The records that follow are to be copied word for word. Pictures should be omitted.

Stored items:
------------------------------
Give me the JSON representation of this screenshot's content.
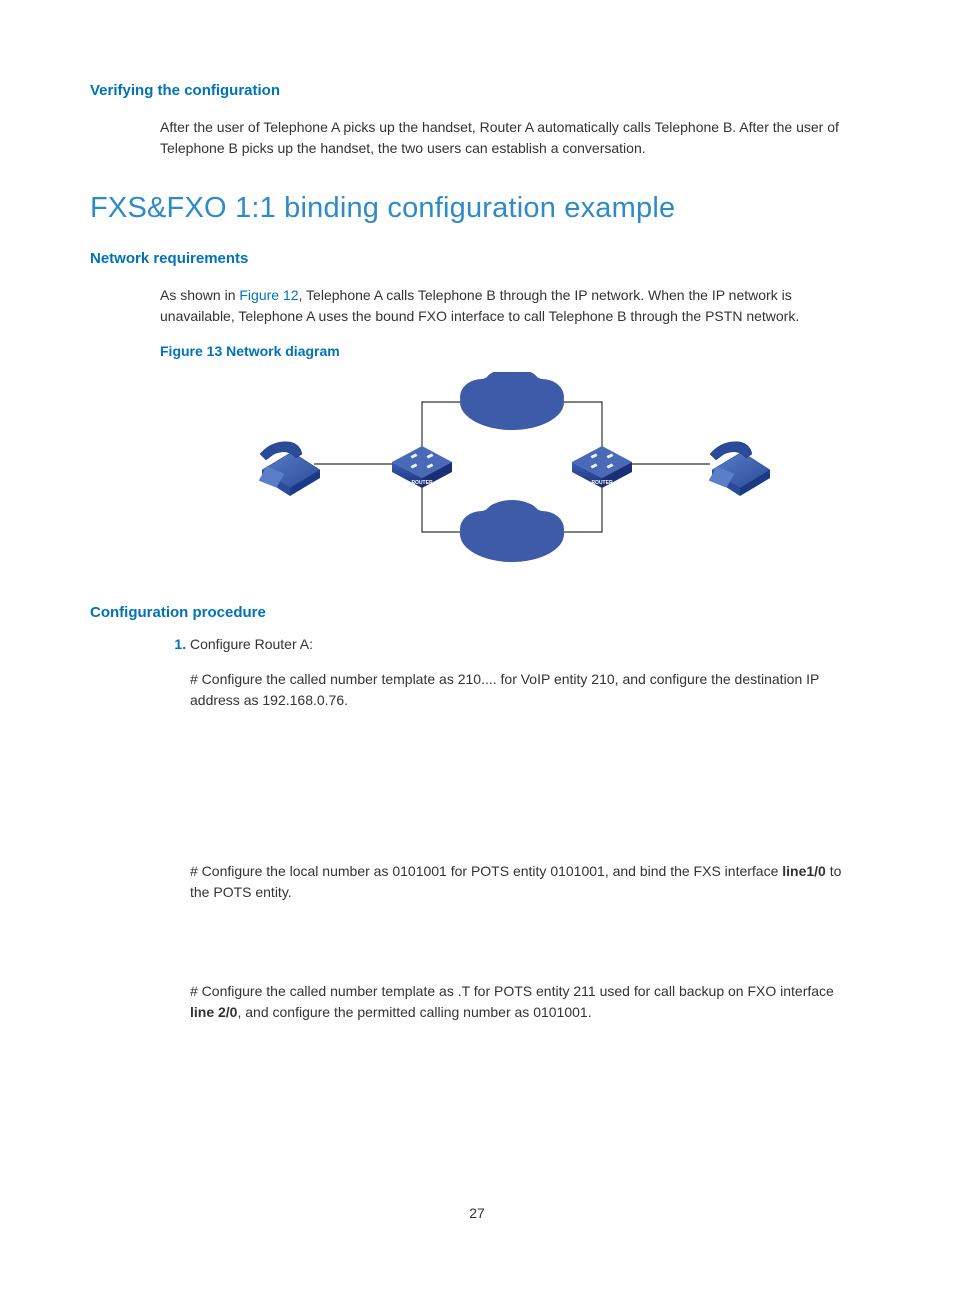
{
  "sec1": {
    "heading": "Verifying the configuration",
    "para": "After the user of Telephone A picks up the handset, Router A automatically calls Telephone B. After the user of Telephone B picks up the handset, the two users can establish a conversation."
  },
  "title": "FXS&FXO 1:1 binding configuration example",
  "sec2": {
    "heading": "Network requirements",
    "para_pre": "As shown in ",
    "link": "Figure 12",
    "para_post": ", Telephone A calls Telephone B through the IP network. When the IP network is unavailable, Telephone A uses the bound FXO interface to call Telephone B through the PSTN network."
  },
  "fig_caption": "Figure 13 Network diagram",
  "diagram": {
    "router_label": "ROUTER"
  },
  "sec3": {
    "heading": "Configuration procedure",
    "ol1": "Configure Router A:",
    "step1": "# Configure the called number template as 210.... for VoIP entity 210, and configure the destination IP address as 192.168.0.76.",
    "step2_a": "# Configure the local number as 0101001 for POTS entity 0101001, and bind the FXS interface ",
    "step2_bold": "line1/0",
    "step2_b": " to the POTS entity.",
    "step3_a": "# Configure the called number template as .T for POTS entity 211 used for call backup on FXO interface ",
    "step3_bold": "line 2/0",
    "step3_b": ", and configure the permitted calling number as 0101001."
  },
  "page_num": "27"
}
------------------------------
EXERCISE RESPONSE:
Give me the JSON representation of this screenshot's content.
{
  "sec1": {
    "heading": "Verifying the configuration",
    "para": "After the user of Telephone A picks up the handset, Router A automatically calls Telephone B. After the user of Telephone B picks up the handset, the two users can establish a conversation."
  },
  "title": "FXS&FXO 1:1 binding configuration example",
  "sec2": {
    "heading": "Network requirements",
    "para_pre": "As shown in ",
    "link": "Figure 12",
    "para_post": ", Telephone A calls Telephone B through the IP network. When the IP network is unavailable, Telephone A uses the bound FXO interface to call Telephone B through the PSTN network."
  },
  "fig_caption": "Figure 13 Network diagram",
  "diagram": {
    "router_label": "ROUTER"
  },
  "sec3": {
    "heading": "Configuration procedure",
    "ol1": "Configure Router A:",
    "step1": "# Configure the called number template as 210.... for VoIP entity 210, and configure the destination IP address as 192.168.0.76.",
    "step2_a": "# Configure the local number as 0101001 for POTS entity 0101001, and bind the FXS interface ",
    "step2_bold": "line1/0",
    "step2_b": " to the POTS entity.",
    "step3_a": "# Configure the called number template as .T for POTS entity 211 used for call backup on FXO interface ",
    "step3_bold": "line 2/0",
    "step3_b": ", and configure the permitted calling number as 0101001."
  },
  "page_num": "27"
}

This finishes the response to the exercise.